}

Can you spot the changes? Notice that you can now call WritePithyStatements() directly from the MethodDemo() constructor. You no longer need to access it via the class name. To call WritePithyStatements() in the Main() method requires accessing it via an instance of MethodDemo. That is, since WritePithyStatements() is now a non-static, instance method, you must first create an object of type MethodDemo and call the method via the object reference, which in this example is named md1. Here’s the results of running this version of the program:

Figure 4 – Calling the Non-Static WritePithyStatements() Method

Returning Values From Methods

Methods, other than the constructor, that simply execute a series of logically related statements and then exit are usually defined with the return type void. That is, they return nothing. If the method does some sort of processing and produces a result, you can specify a return type as is shown in the following code:

using System; 

public class MethodDemo { 
  public MethodDemo(){ 
   WritePithyStatements(); 
   Console.WriteLine("Instance of type " + this.GetType() + " created."); 
 } 

 public void WritePithyStatements(){     
   Console.WriteLine("Here's a pithy statement!"); 
 } 

 public int CalculateSum(){ 
   return ((100*(100+1))/2 ); 
}

 public static void Main(){ 
   Console.WriteLine("The Main() method is the program's \"Entry Point\""); 
   MethodDemo md1 = new MethodDemo(); 
   md1.WritePithyStatements(); 
   Console.WriteLine(md1.CalculateSum());
 } 
}

In this example I have added a method named CalculateSum() which returns an integer value. This is indicated by the int return type. The CalculateSum() method calculates the sum of the integers 1 – 100.  The return keyword is used to return the results of the calculation. Note that because CalculateSum() is an instance method, it must be called via an object reference. Also note that anywhere you can use an integer value, you can call a method that returns an integer value. In the example above, the call to md1.CalculateSum() is evaluated first and will return 5050. This value is then passed to the Console.WriteLine() method, which has been overloaded to handle various argument types. (I’ll cover method arguments in another post.) Here’s the results of running this program:

Figure 5 – Calling a Method that Returns a Value

Passing Arguments To Methods

The CalculateSum() method is pretty boring in its current state. To make the method more useful you can define one or more method parameters that represent data that can be “passed” to the method for processing. In the example below I have modified the CalculateSum() method to take an integer argument named “n”.

using System;

public class MethodDemo {
 
  public MethodDemo(){ 
    WritePithyStatements(); 
    Console.WriteLine("Instance of type " + this.GetType() + " created."); 
  } 

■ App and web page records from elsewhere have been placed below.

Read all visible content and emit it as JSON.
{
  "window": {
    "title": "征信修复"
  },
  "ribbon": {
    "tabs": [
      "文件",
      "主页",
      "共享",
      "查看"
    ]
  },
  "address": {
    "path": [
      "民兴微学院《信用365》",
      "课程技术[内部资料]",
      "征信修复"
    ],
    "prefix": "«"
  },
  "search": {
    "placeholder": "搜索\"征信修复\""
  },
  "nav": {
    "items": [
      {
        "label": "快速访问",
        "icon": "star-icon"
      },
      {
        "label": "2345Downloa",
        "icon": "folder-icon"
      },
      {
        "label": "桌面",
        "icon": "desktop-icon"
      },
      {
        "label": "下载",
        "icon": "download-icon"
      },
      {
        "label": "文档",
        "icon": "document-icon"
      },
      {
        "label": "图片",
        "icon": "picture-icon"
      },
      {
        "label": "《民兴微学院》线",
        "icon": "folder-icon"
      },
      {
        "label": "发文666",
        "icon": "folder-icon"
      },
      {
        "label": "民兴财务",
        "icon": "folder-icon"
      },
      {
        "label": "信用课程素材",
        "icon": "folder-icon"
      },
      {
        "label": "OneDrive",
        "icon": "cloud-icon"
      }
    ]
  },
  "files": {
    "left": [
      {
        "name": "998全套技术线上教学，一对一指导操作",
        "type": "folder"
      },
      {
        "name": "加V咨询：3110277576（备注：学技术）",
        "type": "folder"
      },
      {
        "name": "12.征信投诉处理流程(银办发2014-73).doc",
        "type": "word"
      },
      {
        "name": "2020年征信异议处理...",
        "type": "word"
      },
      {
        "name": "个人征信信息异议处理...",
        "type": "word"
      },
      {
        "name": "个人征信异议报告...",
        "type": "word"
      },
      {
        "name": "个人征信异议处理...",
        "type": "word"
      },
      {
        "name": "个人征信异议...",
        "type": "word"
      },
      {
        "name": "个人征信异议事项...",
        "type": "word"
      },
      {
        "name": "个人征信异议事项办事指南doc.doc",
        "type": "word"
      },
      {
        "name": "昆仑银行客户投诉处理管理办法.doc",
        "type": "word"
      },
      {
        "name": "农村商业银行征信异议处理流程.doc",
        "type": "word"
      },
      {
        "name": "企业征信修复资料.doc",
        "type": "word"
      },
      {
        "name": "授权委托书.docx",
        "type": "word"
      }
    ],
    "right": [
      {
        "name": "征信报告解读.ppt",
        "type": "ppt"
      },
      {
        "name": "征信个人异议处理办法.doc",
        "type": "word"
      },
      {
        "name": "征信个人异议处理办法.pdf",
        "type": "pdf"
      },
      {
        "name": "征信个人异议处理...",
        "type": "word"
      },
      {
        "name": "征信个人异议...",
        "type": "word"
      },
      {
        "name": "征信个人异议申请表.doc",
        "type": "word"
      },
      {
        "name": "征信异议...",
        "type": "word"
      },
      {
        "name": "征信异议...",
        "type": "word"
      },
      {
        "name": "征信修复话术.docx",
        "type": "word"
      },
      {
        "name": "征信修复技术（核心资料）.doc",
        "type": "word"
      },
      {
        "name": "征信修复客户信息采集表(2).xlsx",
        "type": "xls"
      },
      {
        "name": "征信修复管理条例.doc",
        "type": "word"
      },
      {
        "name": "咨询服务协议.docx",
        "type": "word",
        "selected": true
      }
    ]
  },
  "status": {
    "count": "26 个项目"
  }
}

  public void WritePithyStatements(){    
    Console.WriteLine("Here's a pithy statement!"); 
  } 

  public int CalculateSum(int n){ 
    if(n<=0) return 0; 
    return ((n*(n+1))/2 ); 
  } 

  public static void Main(){ 
    Console.WriteLine("The Main() method is the program's \"Entry Point\""); 
    MethodDemo md1 = new MethodDemo(); 
    md1.WritePithyStatements(); 
    Console.WriteLine(md1.CalculateSum(100)); 
    Console.WriteLine(md1.CalculateSum(1)); 
    for(int i=1; i<100; i++){  
      Console.Write(md1.CalculateSum(i) + ", "); 
    } 
  } 
}

Figure 6 shows the results of running this program.

Figure 6 – Calling CalculateSum() with Integer Arguments